Which brings up the question of why anyone who hates a place so much, would choose to live there for thirteen years. Perhaps it comes from a burning desire to write negative, scurrilous works. In that vein, Chicago appears to be a muse, providing her much inspiration. She has published three books, one called:  The Steal: A Cultural History of Shoplifting. The other two books are about strippers. I haven't read any of them so I'll give her the benefit of doubt that she refuses to give the city of Chicago, that is, withholding comment on something which I know virtually nothing about.

To illustrate my point, Shteir once wrote an essay for an internet magazine called Tablet. It was written during the last Chicago mayoral election. Here's a sample:
Chicago might be rough and tumble, but where Jews are concerned the most racially and ethnically segregated city in the nation prefers repressed politesse, a country-club attitude more pre-Civil Rights than post-racial. Whenever I complain about this to New Yorkers I get bewildered stares and shrugs. They’re too concerned with Palestine to bother with what’s going on in a flyover zone.
Bullshit like that merits no comment, it stands on its own. It shouldn't come as a surprise to anyone that the Tablet article those insightful comments came from was titled: Out of the Loop: Rahm Emanuel won’t be Chicago’s next mayor, because the city won’t elect a Jew.

Well she was dead on about that one.

Her last sentence in the Times piece reads:

So Chicago is not Detroit, not yet. But the city is trapped by its location, its past, and what philosophers would have called its facticity — its limitations, given the circumstances. Boosterism has been perfected here because the reality is too painful to look at. Poor Chicago, indeed.

Stuck in the "flyover zone" for thirteen years, readers of the New York Times should really be saying this: "poor Rachel Shteir." I think we Chicagoans all owe her a debt of gratitude for pointing out our foibles, that is, fooling ourselves into believing that we live in a special place. In her honor, I'd like to propose a fund in her behalf, to purchase a one way ticket to get her out of this hellhole of a city, to someplace, anyplace where she could be happy.

You can put me down for one hundred dollars.


Chicago Sun Times writer Neil Steinberg whose book, You Were Never in Chicago which was lambasted by Ms. Shteir, had this to say about being panned in the New York Times.

Rachel Shteir, hounded by local media after her article, granted one interview, to Chicago Marazine. Here it is.

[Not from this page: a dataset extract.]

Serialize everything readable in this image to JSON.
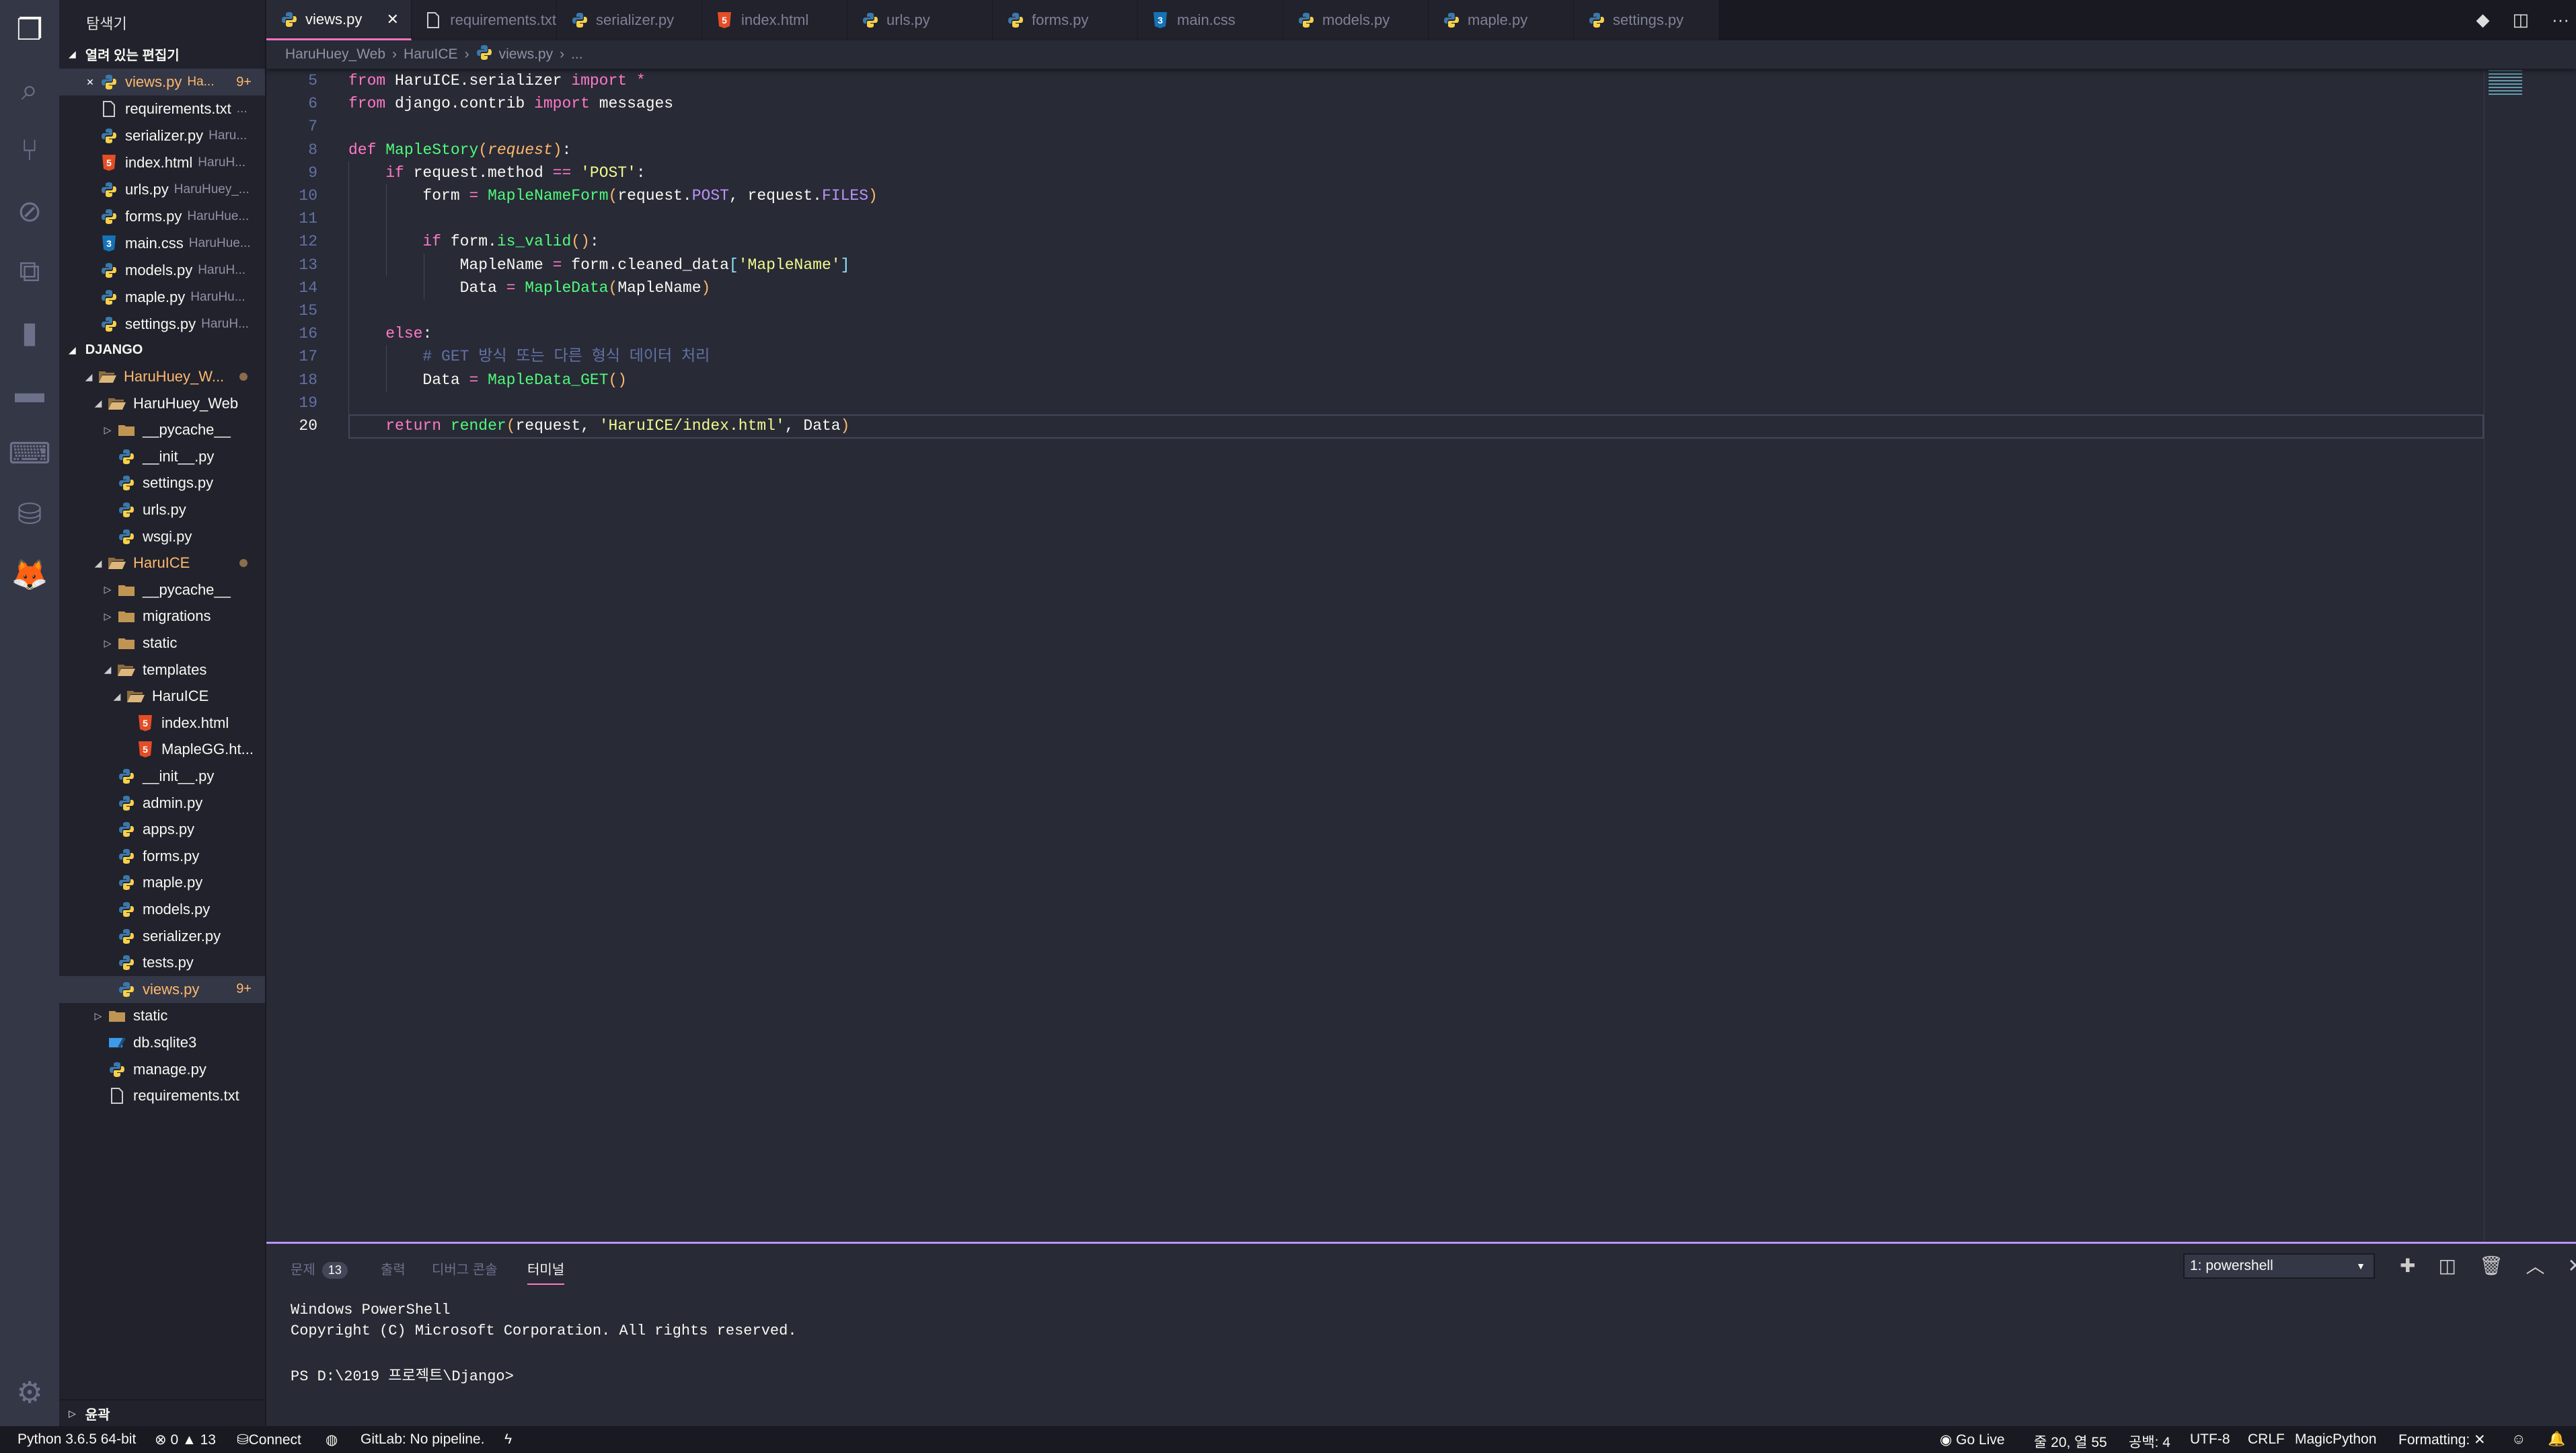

Thomas Dyja whose book The Third Coast actually received some faint praise from Shteir, was interviewed this afternoon on the local Chicago Public Radio station WBEZ. He was less than thrilled about the article implying that Ms. Shteir really didn't understand what he was getting at in his book. He agreed to a point, as I do, that excessive boosterism, especially without any insight, is tiresome at best, harmful at worst. But he added, why on earth should people not be proud of the place in which they live.

1 comment:

blogsolomon said...

I'm in for 100, Jim.